In recent years, the industry has been taking this problem into its own hands.
Jack Schron runs a company called Jergens outside Cleveland, which produces hooks, racks and fasteners that hold things in place, from machines to concert speaker systems. The products haven’t changed that much, but the process of making them has. One person now tends two giant machines at once, requiring specialized knowledge and extensive on-the-job training. Schron starts people as temps, hires them on if they work out, and moves them all around the factory floor as they learn new things.
He’s also been pushing for cooperation among manufacturers, like support for shared training programs. Their graduates might end up somewhere other than the company where they gained their skills, but overall, the pool of new recruits gets bigger.
“We trust that we’ll get our fair share,” Schron said. “We have to wake up to the fact that manufacturing is not Lordstown. It’s all of us working together.”
And what about all the Lordstown employees being laid off? Even with manufacturers complaining loudly about how desperate they are for workers, the jobs they have to offer are often very different from the ones GM is cutting.
For one thing, they’ll require more education, which is available through various state and federal programs but difficult to undertake if you’re already over 50 and were counting on being able to finish out your working years at the plant. It may mean starting over at the beginning, where years of seniority don’t matter, and making far less than unionized auto workers did in the past.
“I think there will be some pain in that transition,” said Glenn Richardson, managing director of advanced manufacturing at Jobs Ohio, the state’s private sector economic development partner. “If you’re having to retrain, you’re coming in at an entry-level position. But I think the potential is there to get back to that.”

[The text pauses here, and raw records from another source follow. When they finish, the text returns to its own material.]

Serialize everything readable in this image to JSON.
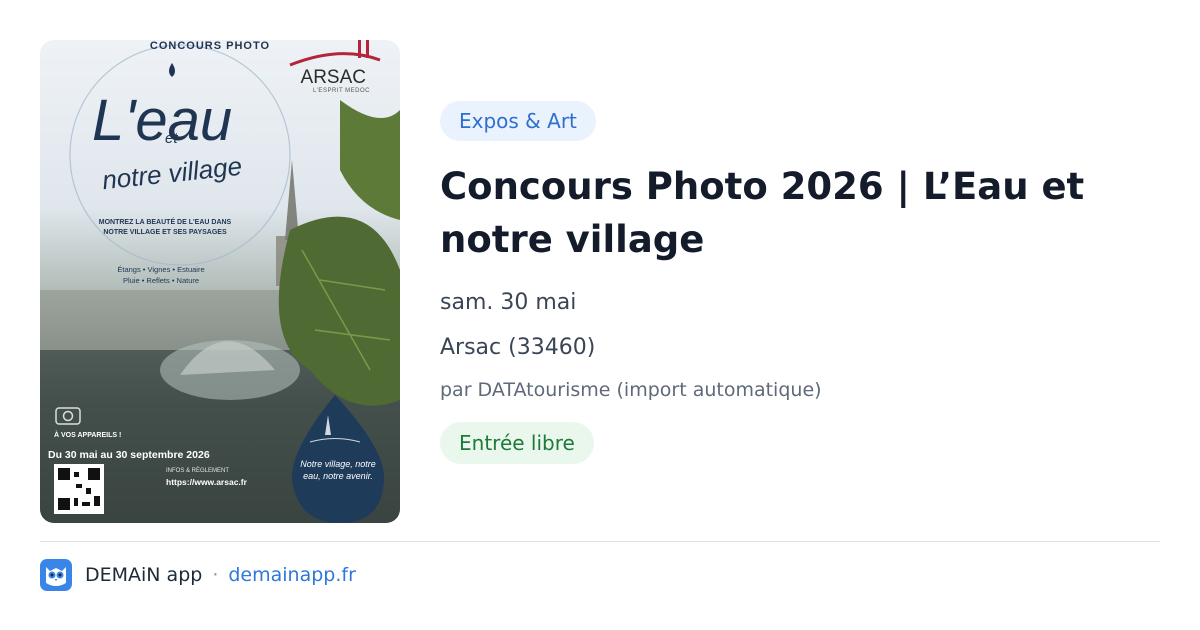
{
  "poster": {
    "kicker": "CONCOURS PHOTO",
    "title": "L'eau",
    "et": "et",
    "subtitle": "notre village",
    "brand": "ARSAC",
    "brand_sub": "L'ESPRIT MEDOC",
    "tagline": "MONTREZ LA BEAUTÉ DE L'EAU DANS NOTRE VILLAGE ET SES PAYSAGES",
    "themes_line1": "Étangs • Vignes • Estuaire",
    "themes_line2": "Pluie • Reflets • Nature",
    "call": "À VOS APPAREILS !",
    "dates": "Du  30 mai au 30 septembre 2026",
    "info_label": "INFOS & RÈGLEMENT",
    "url": "https://www.arsac.fr",
    "drop_text": "Notre village, notre eau, notre avenir."
  },
  "event": {
    "category": "Expos & Art",
    "title": "Concours Photo 2026 | L’Eau et notre village",
    "date": "sam. 30 mai",
    "location": "Arsac (33460)",
    "source": "par DATAtourisme (import automatique)",
    "price": "Entrée libre"
  },
  "footer": {
    "app_name": "DEMAiN app",
    "separator": "·",
    "link": "demainapp.fr"
  },
  "colors": {
    "category_chip_bg": "#eaf2fd",
    "category_chip_text": "#2f6fd0",
    "price_chip_bg": "#eaf7ed",
    "price_chip_text": "#1e7a3a",
    "link": "#2f78d8",
    "app_icon": "#3a86e8"
  },
  "icons": {
    "app_icon": "owl-mascot-icon"
  }
}
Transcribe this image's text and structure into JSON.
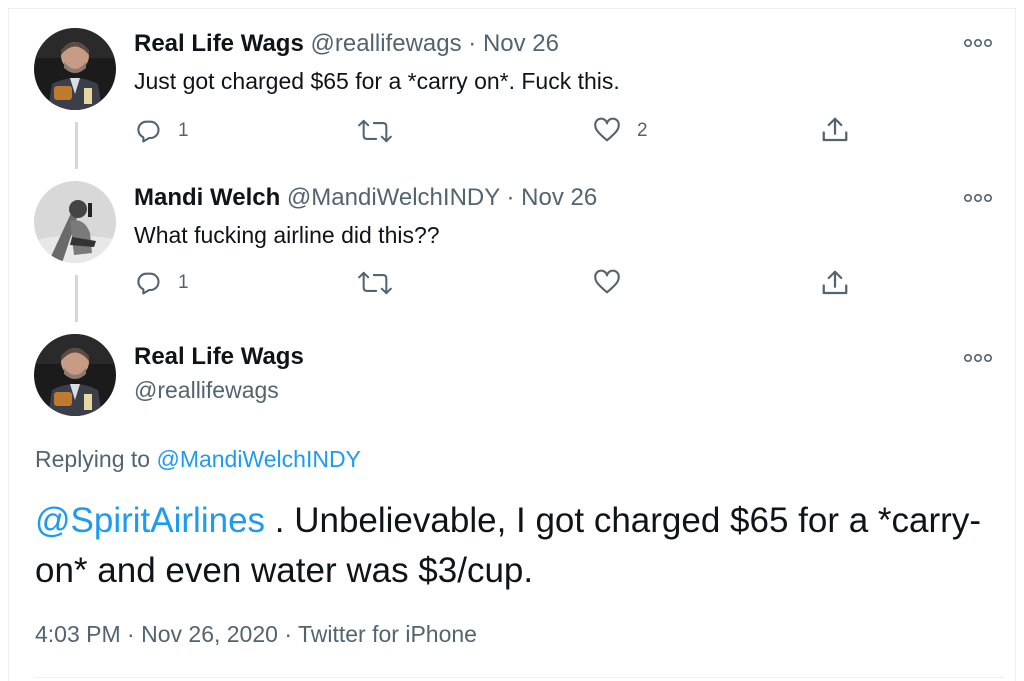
{
  "tweets": [
    {
      "name": "Real Life Wags",
      "handle": "@reallifewags",
      "sep": "·",
      "date": "Nov 26",
      "text": "Just got charged $65 for a *carry on*. Fuck this.",
      "reply_count": "1",
      "retweet_count": "",
      "like_count": "2"
    },
    {
      "name": "Mandi Welch",
      "handle": "@MandiWelchINDY",
      "sep": "·",
      "date": "Nov 26",
      "text": "What fucking airline did this??",
      "reply_count": "1",
      "retweet_count": "",
      "like_count": ""
    }
  ],
  "focused": {
    "name": "Real Life Wags",
    "handle": "@reallifewags",
    "replying_prefix": "Replying to",
    "replying_handle": "@MandiWelchINDY",
    "mention": "@SpiritAirlines",
    "text": " . Unbelievable, I got charged $65 for a *carry-on* and even water was $3/cup.",
    "time": "4:03 PM",
    "date": "Nov 26, 2020",
    "client": "Twitter for iPhone",
    "sep": "·"
  },
  "icons": {
    "reply": "reply-icon",
    "retweet": "retweet-icon",
    "like": "heart-icon",
    "share": "share-icon",
    "more": "more-options-icon"
  },
  "colors": {
    "text": "#0f1419",
    "secondary": "#536471",
    "link": "#1d9bf0",
    "divider": "#eceff1",
    "thread_line": "#cfd9de"
  }
}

And right now, there aren’t a ton of training programs in 3D printing, given how new the technology is.
Barb Ewing runs the Youngstown Business Incubator, and believes in the power of entrepreneurship to revitalize the local economy — but less is known about the power to create enough work for everyone.
“How do you prepare your community for jobs that don’t even exist?” she said.